Iridium spark plugs New vs. old Iridium-tipped spark plugs.
We have seen iridium-tipped spark plugs last for over 160,000 miles. However, we have also seen many cars where contaminated spark plugs were causing ignition coils to fail much earlier.

The symptoms of worn-out or contaminated spark plugs include rough idle, occasional misfiring at start up and acceleration. Often, however, there is no symptoms until an ignition coil fails. Read more about ignition coils problems, when to replace and repair costs.

Does your car have long-lasting spark plugs? One way is to check the maintenance schedule for your car. If it says replace at 120,000 miles, it's probably long-lasting ones. You also can check in the Specifications section of your owner's manual, it will say it's iridium or platinum-tipped or it will give you the part number. Google the part number and it will tell you what kind of spark plugs you have. Long-lasting spark plugs are more expensive, around $25-$40 apiece. Conventional spark plugs go for $8-$16 each.

Does your engine need a tune-up?

Engine tune-up Common tune up items: spark plugs, spark plug wires, air filter and throttle body service
An engine tune-up needs to be done every 60,000 to 90,000 miles. In modern cars, a tune-up may include changing spark plugs and an air filter. Iridium- or platinum-tipped spark plugs last longer, but we have seen them getting contaminated to the point where they cause an engine to misfire.
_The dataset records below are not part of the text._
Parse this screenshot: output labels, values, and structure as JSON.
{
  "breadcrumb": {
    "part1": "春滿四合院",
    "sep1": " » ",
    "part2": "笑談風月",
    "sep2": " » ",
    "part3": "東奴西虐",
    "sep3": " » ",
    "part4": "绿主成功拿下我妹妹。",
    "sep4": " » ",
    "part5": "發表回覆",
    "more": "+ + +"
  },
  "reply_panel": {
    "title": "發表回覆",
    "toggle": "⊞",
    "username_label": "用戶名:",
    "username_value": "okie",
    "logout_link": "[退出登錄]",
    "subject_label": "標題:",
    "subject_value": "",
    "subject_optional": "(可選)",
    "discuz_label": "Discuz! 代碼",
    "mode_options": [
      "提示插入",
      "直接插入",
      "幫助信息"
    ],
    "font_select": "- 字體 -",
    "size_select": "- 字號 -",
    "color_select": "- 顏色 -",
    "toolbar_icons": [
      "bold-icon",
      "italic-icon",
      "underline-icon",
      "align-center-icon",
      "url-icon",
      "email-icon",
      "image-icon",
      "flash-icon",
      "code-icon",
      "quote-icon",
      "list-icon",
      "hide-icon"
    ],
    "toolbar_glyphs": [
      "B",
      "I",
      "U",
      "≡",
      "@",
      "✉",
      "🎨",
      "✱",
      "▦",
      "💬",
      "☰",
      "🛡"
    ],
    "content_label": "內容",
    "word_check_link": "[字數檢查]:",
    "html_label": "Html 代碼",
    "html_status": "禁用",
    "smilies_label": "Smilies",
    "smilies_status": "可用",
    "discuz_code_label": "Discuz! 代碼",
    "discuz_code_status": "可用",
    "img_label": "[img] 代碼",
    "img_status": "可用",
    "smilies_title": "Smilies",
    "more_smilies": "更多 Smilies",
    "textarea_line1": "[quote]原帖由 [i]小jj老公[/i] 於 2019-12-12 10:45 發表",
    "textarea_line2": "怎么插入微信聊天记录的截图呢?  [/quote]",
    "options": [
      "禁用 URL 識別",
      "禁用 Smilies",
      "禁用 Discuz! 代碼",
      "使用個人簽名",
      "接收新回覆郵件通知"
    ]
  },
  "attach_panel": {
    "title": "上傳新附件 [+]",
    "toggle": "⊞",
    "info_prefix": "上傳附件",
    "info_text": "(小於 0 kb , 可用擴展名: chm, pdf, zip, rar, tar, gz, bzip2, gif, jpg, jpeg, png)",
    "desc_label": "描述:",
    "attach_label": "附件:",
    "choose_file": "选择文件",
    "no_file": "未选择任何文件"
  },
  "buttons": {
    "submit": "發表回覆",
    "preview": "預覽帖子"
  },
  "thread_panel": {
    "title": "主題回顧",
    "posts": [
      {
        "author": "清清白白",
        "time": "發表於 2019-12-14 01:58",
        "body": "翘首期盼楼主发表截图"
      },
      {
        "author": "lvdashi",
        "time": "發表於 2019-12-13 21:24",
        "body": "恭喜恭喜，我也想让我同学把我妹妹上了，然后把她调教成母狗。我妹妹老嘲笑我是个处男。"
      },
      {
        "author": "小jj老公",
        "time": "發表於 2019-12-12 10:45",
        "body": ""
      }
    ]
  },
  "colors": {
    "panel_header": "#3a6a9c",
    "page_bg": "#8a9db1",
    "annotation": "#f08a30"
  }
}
If your car has spark plug wires and fuel filter, they may also need to be replaced.

In some cars, the PCV valve can fail, causing increased oil consumption. If it's a common problem for your make and model, the PCV valve need to be checked during a tune-up. Your mechanic may also suggest cleaning the throttle body. A very dirty throttle body can cause too low or too high idle speed and the Check Engine light. See how a dirty throttle body looks compared to new.

Often, problems with idle speed happen after a car battery has been replaced or disconnected. When the battery is disconnected, an engine computer resets some learned values, including the throttle angle. In many cars, the idle has to be re-learned after disconnecting the battery.

Carbon buildup on intake valve Carbon buildup on the intake valve
In some high-mileage cars with direct fuel injection, carbon deposits, accumulated on the intake valves (see the photo) can cause misfiring. If your car has a direct injection, your mechanic may suggest cleaning intake valves during a tune-up.

There are several ways to clean intake valves. It can be done with a special solution that sprays inside the intake while the engine is running or manually. Cleaning valves manually is more effective, but it requires more labor. Check out these YouTube videos for more info.

When to replace the timing and serpentine belt?

Timing belt in good condition Timing belt
Not all cars have a timing belt. Many modern cars have a timing chain instead of a belt. You can check your maintenance schedule, it usually mentions when a timing belt must be replaced or at least inspected. The timing chain doesn't need regular replacement. In most cars, timing belt replacement intervals vary between 60,000 and 105,000 miles (96,000-168,000 km). Read more about the timing belt.

All gasoline- or Diesel-powered cars have at least one serpentine belt. An old serpentine belt can break, which means your car will have to be towed in. If a serpentine belt shows signs of wear or is found to be soaked in oil, it must be replaced. Read more: Serpentine Belt: problems, signs of wear, when to replace, noises.